Kerry and Benny

A familiar bark and sneeze on my feet from Benny welcomes me as I greet Kerry and look down to see the mop of white fluff waiting for my attention. I haven’t seen Kerry in a year, since I moved away from West Perth and handed over Benny’s leash to some other amazing POOPS volunteers. I’m welcomed into Kerry’s house like an old friend and, after showing Benny the high praise and pats he deserves, we sit down to chat.


Kerry has been a client of POOPS since 2022 and Benny, the Maltese Shih Tzu who is turning 16 years old this year, is her daily companion. Her sister, who was looking for services to assist Kerry to stay in her home, suggested POOPS to Kerry. Kerry’s increasingly limited range of movement and declining eyesight meant she could no longer take Benny to the park. Kerry still wanted Benny to have the benefits of getting out for a walk and connected with POOPS.

Simple as it is, it’s so meaningful the whole thing…it’s a gift… it’s selfless.”

It is important to Kerry to maintain her independence and wellbeing, not just for herself, but for little Benny. Kerry has always had dogs in her life as a constant source of companionship and says,

To have these [volunteers] give so generously of their time because it helps me stay in my home and have a pet…It means I’ve got a companion and I’m not here by myself”.
Benny the Maltese Shih Tzu

Benny may be an older gentleman, but he hasn’t lost his spark. While we’ve been talking, he has been keeping one eye open from his spot on the sofa. Any movement attracts his curiosity and we’re visited at our place in the kitchen regularly so we can provide him with our adoration.

Benny is a great lover of his walks and Kerry is grateful that his POOPS volunteers keep him exercised, stimulated and socialised.

[Benny] loves it when he sees other dogs. He still does his little dancing routine…He’s a pretty cool dude in lots of ways. He’s pretty relaxed.”

I reflect on the times I walked with Benny and how interested he was in greeting other dogs. The idea that another dog might want to bark loudly at him or not return his affections is absolutely baffling to Benny!


Kerry can’t speak highly enough of POOPS as an organisation, and as an idea.
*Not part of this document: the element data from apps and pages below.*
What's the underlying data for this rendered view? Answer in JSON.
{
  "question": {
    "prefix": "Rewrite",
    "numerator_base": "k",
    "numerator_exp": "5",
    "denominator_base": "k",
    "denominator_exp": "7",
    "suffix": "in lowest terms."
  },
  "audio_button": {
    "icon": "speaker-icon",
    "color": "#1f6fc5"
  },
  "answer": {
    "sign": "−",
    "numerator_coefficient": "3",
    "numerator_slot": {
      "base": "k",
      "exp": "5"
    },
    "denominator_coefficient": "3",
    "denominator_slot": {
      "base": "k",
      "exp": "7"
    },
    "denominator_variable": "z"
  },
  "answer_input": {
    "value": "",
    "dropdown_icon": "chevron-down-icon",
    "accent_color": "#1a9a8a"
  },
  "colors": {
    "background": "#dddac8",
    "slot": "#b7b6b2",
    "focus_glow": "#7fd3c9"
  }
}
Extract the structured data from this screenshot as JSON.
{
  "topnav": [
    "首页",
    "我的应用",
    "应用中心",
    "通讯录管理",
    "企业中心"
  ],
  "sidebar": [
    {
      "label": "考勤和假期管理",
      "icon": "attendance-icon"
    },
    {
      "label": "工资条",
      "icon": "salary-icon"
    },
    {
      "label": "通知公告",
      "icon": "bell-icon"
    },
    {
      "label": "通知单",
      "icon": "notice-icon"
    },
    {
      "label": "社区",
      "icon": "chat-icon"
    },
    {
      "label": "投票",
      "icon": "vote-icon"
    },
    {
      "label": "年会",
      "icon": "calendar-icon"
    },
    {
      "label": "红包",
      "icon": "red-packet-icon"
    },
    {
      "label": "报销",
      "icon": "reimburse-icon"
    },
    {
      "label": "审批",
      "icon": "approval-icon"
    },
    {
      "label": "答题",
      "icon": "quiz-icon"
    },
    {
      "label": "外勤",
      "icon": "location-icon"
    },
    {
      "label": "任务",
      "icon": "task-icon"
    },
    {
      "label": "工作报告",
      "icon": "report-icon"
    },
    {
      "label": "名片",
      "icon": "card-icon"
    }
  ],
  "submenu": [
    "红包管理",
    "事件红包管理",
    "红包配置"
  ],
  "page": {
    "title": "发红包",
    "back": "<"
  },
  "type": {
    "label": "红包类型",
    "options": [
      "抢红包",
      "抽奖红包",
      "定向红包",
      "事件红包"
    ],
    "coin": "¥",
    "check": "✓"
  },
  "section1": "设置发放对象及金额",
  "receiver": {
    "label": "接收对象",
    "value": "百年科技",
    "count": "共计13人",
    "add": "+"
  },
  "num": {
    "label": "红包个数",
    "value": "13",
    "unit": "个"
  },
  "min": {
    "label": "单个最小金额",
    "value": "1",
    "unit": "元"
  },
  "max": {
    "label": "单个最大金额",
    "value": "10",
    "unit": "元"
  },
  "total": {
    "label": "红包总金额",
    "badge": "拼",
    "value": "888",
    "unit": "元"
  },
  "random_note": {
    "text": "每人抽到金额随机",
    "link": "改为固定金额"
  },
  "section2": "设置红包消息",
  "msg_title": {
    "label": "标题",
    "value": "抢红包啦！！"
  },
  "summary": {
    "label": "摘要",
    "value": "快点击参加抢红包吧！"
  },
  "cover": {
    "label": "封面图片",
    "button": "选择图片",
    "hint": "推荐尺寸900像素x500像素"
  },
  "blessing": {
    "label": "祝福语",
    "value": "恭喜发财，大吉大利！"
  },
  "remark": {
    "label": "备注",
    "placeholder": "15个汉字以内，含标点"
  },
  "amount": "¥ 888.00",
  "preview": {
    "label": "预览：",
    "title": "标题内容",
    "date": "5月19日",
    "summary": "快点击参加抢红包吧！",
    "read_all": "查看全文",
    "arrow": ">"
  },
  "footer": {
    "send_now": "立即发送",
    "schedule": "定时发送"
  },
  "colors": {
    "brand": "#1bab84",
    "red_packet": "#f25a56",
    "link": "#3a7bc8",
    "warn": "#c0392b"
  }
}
POOPS is “an extraordinary concept… that people would be so generous with their time for people who are unable to do the right thing by their animals,” Kerry says.


Kerry & Benny relaxing
I can’t think of a more positive, community-oriented, caring service for animals… it’s unbelievable”.

Not only does Benny get to socialise and walk in the local park, but Kerry also enjoys connecting with POOPS volunteers too, “The walkers are genuinely interesting people so I actually enjoy the few minutes we have to chat or catch up… The people who walk the dogs are very generous hearted people”. The opportunity to meet new people is a highlight for Kerry and an amazing part of POOPS that she appreciates,

It’s a miracle but it has all the benefits of people meeting people they wouldn’t normally meet, different age groups. Those things don’t cross over all the time.”

The relationship of trust that is built between Kerry, Benny and POOPS volunteers is not lost on Kerry, “If someone has a personal relationship with the dog, like POOPS offers, it just changes the whole scenario.” Comparing her situation to friends who live in other cities, POOPS is a welcome antidote to impersonal, commercial dog-walking services.

I always feel very safe when [POOPS volunteers] come”

As I glance at the time I can’t believe we’ve been drinking tea and chatting for nearly two hours, all under the watchful eye of a half-sleeping Benny. It’s easy to tell from the short time we’ve been acquainted that Kerry is an outgoing woman with an easygoing nature, and it’s possible to see these qualities in Benny. They are a perfect pair in many ways!

As a parting question I ask Kerry if there is anything she’d like to say to POOPS volunteers. “I’d really like the people who are volunteering to receive the accolades they deserve, quite frankly… A group of people who really love their animals will be so grateful for the support…”, Kerry states matter of factly.

I love [my volunteers]…There’s not a week that I don’t think ‘how lucky am I?”
Kerry & cuddly Benny